Task prompt
Go over the entries below line by line, copying each one that contains the word "default".

[Extracted data entries]
━━━━━━━━

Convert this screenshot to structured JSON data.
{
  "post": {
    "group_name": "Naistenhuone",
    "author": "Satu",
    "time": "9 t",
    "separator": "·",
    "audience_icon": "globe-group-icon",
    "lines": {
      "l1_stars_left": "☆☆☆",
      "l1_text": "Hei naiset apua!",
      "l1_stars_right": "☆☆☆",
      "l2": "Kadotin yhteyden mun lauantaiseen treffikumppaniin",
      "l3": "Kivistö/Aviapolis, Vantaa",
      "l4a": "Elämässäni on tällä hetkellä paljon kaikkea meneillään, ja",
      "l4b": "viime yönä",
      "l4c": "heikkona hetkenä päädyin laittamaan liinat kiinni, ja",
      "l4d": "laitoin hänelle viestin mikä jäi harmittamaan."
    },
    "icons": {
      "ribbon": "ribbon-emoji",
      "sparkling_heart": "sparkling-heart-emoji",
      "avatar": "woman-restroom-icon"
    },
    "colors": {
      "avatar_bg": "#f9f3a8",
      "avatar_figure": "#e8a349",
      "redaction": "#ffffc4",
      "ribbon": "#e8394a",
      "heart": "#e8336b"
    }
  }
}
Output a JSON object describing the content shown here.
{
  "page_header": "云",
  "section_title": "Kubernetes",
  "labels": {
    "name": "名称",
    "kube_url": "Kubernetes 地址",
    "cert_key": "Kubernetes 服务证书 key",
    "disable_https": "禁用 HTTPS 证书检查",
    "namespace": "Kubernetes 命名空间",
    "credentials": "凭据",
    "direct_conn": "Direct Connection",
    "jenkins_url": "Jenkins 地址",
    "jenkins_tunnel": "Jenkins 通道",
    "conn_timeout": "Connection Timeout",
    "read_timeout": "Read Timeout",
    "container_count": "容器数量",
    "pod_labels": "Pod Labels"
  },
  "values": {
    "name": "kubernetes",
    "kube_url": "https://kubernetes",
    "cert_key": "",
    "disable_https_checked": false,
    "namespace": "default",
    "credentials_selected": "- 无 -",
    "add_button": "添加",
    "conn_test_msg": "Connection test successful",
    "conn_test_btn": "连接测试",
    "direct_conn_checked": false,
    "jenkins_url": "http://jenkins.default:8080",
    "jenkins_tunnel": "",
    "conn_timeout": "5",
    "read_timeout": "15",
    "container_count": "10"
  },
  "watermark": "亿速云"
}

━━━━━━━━

Result for this exercise
    "namespace": "default",
    "jenkins_url": "http://jenkins.default:8080",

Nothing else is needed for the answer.